**Exercise:**
Report each line of the data below in which "this" appears.

Source data: Begin

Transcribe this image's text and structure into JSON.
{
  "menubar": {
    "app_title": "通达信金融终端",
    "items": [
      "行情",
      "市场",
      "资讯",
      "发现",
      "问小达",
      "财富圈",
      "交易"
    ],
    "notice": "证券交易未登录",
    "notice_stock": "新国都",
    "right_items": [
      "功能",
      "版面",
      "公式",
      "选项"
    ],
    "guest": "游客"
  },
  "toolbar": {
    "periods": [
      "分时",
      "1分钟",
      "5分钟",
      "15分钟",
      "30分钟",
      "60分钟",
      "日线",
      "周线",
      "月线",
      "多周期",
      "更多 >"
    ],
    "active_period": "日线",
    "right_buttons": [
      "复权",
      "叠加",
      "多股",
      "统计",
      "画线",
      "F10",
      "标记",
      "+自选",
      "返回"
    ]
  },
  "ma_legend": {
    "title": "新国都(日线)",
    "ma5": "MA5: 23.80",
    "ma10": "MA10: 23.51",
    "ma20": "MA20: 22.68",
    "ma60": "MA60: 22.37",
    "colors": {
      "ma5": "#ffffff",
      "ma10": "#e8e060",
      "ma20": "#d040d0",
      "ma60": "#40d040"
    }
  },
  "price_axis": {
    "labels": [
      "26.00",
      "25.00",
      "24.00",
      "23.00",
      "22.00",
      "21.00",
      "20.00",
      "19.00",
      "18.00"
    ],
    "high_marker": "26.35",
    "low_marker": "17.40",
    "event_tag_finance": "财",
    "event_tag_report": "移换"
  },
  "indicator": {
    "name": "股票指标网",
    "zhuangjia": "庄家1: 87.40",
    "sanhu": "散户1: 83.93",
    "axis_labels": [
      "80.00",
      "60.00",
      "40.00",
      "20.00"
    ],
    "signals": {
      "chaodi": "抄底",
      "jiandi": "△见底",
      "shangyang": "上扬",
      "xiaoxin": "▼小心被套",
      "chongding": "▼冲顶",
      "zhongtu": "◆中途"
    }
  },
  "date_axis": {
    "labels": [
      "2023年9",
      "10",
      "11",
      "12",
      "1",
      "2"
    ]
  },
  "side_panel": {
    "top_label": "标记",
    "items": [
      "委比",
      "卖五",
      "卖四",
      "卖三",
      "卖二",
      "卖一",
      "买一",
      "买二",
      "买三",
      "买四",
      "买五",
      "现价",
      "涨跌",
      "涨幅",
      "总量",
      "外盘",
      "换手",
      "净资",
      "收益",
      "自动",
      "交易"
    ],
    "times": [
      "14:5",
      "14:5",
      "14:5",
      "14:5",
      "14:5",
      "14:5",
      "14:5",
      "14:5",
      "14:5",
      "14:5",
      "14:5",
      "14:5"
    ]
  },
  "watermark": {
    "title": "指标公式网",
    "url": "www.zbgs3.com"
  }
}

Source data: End
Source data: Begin

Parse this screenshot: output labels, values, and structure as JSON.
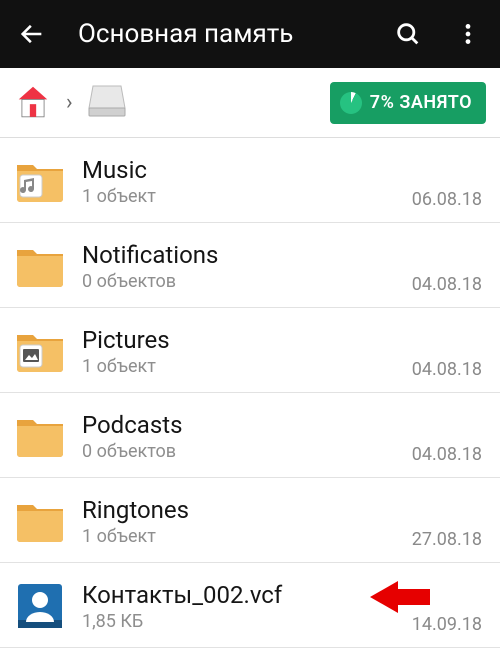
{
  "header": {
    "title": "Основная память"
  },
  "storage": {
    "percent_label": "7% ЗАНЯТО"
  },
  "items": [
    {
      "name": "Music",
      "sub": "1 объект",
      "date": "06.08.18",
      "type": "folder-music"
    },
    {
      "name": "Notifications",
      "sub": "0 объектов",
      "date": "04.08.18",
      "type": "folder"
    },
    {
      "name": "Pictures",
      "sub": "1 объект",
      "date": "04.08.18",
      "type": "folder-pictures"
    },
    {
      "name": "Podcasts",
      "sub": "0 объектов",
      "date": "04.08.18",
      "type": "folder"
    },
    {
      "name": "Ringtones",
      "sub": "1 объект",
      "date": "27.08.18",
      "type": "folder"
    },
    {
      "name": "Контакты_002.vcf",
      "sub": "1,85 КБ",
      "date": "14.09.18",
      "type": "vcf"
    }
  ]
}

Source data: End

**Reply to the exercise:**
Transcribe this image's text and structure into JSON.
Parse this screenshot: output labels, values, and structure as JSON.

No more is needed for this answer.